                          YES i can see the value of the tickler....
                          great tool..... cheers Helen


                          • #14
                            Tickler file contradicts GTD?

                            In the past I've avoided creating a tickler file because I felt if I needed to be reminded of something on a certain day, I could just put it in my calendar/tasklist and then grab whatever I needed from a single "action" or project folder. I understand that having a physical object pop up on a certain day might be more motivational rather than digging through a large, repulsive stack of "stuff".

                            But the more I've thought about it, I've wondered, "Isn't a ticker file essentially a daily task list?" In other words, if we shouldn't assign dates to certain tasks unless that *have to* get done on a certain day, why is it so great to pick a day for a piece of paper that represents a task unless it *must* be done that day?



                            • #15
                              I think I misused the Tickler File originally. The GtD book refers to a Tickler File for "Incubated" items that you want to pop up some time in the future so you can give them some attention at the right times. I tried to use the Tickler File for date-sensitive items, but I think now that these items belong either in Project Support files or in a single Calendar Action File in chronological order. It does seem to be a bit of a waste to have 43 files dedicated to incubated items, but if it works....I guess that stuff needs to be kept somewhere. I'm using envelope folders in a narrow desktop hanging files basket (no hanging folders).

                              C - I think that strictly-speaking there's no such thing as a daily task list in GtD. In fact, DA goes to great pains to describe the lists as "Action Reminders", rather than ToDo's. Personally, I don't react well to ToDo lists, mainly because I like to work towards outcomes and I don't feel good about hopping around discrete little items, but intellectually I can manage the idea of Action Reminders pointing to Projects and thinking about proceeding with Projects. It took me a while to get the hang of this idea because I got suckered by looking at the top of the page/PDA screen, where it says "ToDo" - but I think that GtD works better if you think of items not as "ToDo's" but as steps towards outcomes. This, I think, is one of the major benefits of having Processed fully and being able to relate Action Reminders to desired outcomes.

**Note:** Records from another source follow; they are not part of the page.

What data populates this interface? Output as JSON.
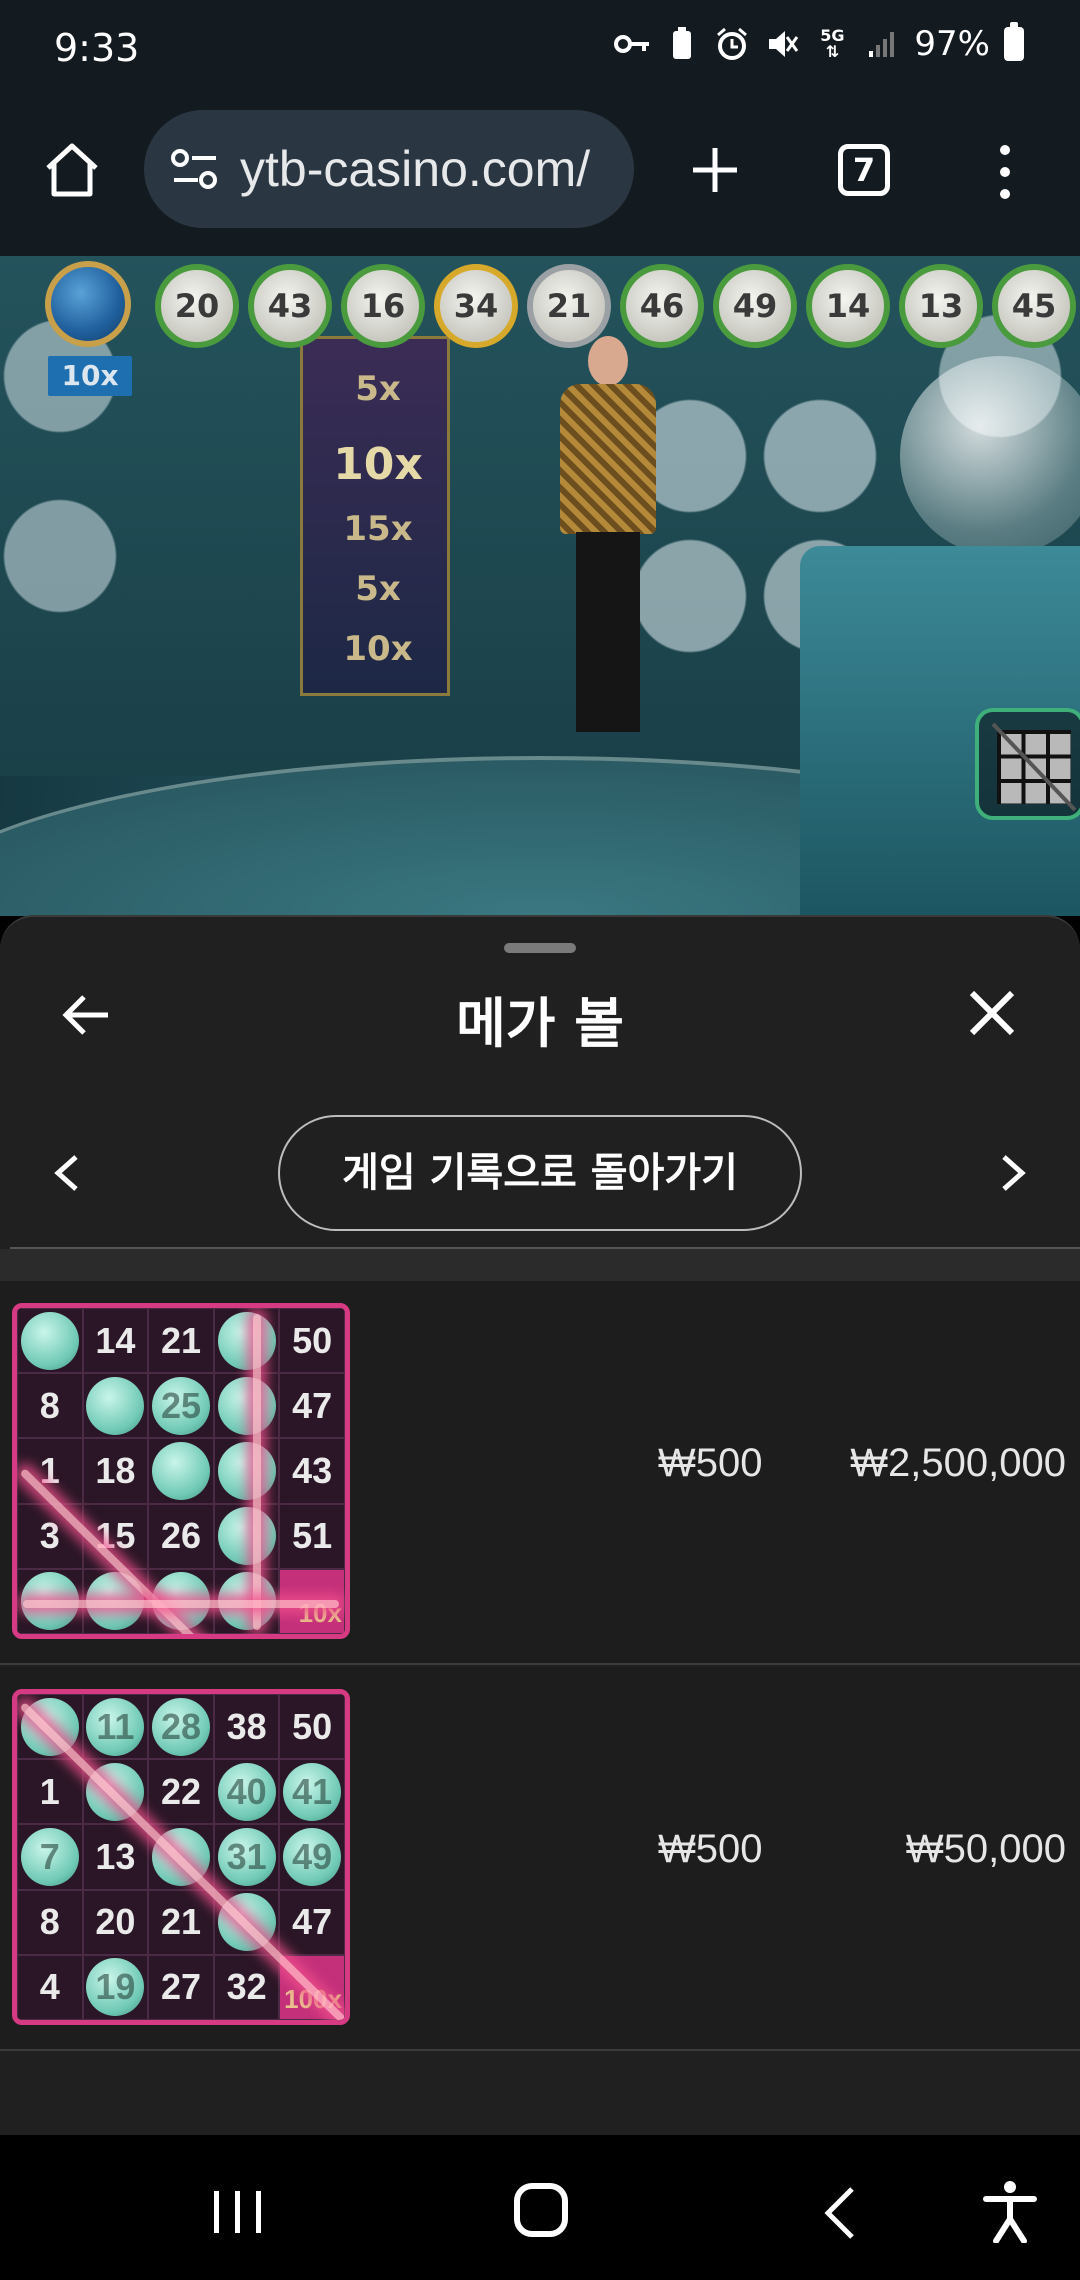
{
  "status_bar": {
    "time": "9:33",
    "network": "5G",
    "battery": "97%"
  },
  "browser": {
    "url": "ytb-casino.com/",
    "tab_count": "7"
  },
  "video": {
    "mega_multiplier": "10x",
    "drawn_balls": [
      {
        "number": "20",
        "ring": "green"
      },
      {
        "number": "43",
        "ring": "green"
      },
      {
        "number": "16",
        "ring": "green"
      },
      {
        "number": "34",
        "ring": "gold"
      },
      {
        "number": "21",
        "ring": "silver"
      },
      {
        "number": "46",
        "ring": "green"
      },
      {
        "number": "49",
        "ring": "green"
      },
      {
        "number": "14",
        "ring": "green"
      },
      {
        "number": "13",
        "ring": "green"
      },
      {
        "number": "45",
        "ring": "green"
      }
    ],
    "wheel_labels": [
      "5x",
      "10x",
      "15x",
      "5x",
      "10x"
    ]
  },
  "sheet": {
    "title": "메가 볼",
    "back_to_history": "게임 기록으로 돌아가기"
  },
  "cards": [
    {
      "bet": "₩500",
      "win": "₩2,500,000",
      "cells": [
        [
          "",
          "14",
          "21",
          "",
          "50"
        ],
        [
          "8",
          "",
          "25",
          "",
          "47"
        ],
        [
          "1",
          "18",
          "",
          "",
          "43"
        ],
        [
          "3",
          "15",
          "26",
          "",
          "51"
        ],
        [
          "",
          "",
          "",
          "",
          "10x"
        ]
      ],
      "marked": [
        [
          0,
          0
        ],
        [
          1,
          1
        ],
        [
          1,
          2
        ],
        [
          2,
          2
        ],
        [
          0,
          3
        ],
        [
          1,
          3
        ],
        [
          2,
          3
        ],
        [
          3,
          3
        ],
        [
          4,
          0
        ],
        [
          4,
          1
        ],
        [
          4,
          2
        ],
        [
          4,
          3
        ]
      ]
    },
    {
      "bet": "₩500",
      "win": "₩50,000",
      "cells": [
        [
          "",
          "11",
          "28",
          "38",
          "50"
        ],
        [
          "1",
          "",
          "22",
          "40",
          "41"
        ],
        [
          "7",
          "13",
          "",
          "31",
          "49"
        ],
        [
          "8",
          "20",
          "21",
          "",
          "47"
        ],
        [
          "4",
          "19",
          "27",
          "32",
          "100x"
        ]
      ],
      "marked": [
        [
          0,
          0
        ],
        [
          0,
          1
        ],
        [
          0,
          2
        ],
        [
          1,
          1
        ],
        [
          1,
          3
        ],
        [
          1,
          4
        ],
        [
          2,
          0
        ],
        [
          2,
          2
        ],
        [
          2,
          3
        ],
        [
          2,
          4
        ],
        [
          3,
          3
        ],
        [
          4,
          1
        ]
      ]
    }
  ],
  "colors": {
    "card_border": "#d63a82",
    "marked_ball": "#6fc9b5",
    "accent_green": "#3fb07a"
  }
}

                              Of course, this may sound irrelevant to anyone who is comfortable with going down a ToDo list and knocking stuff off and scoring it done.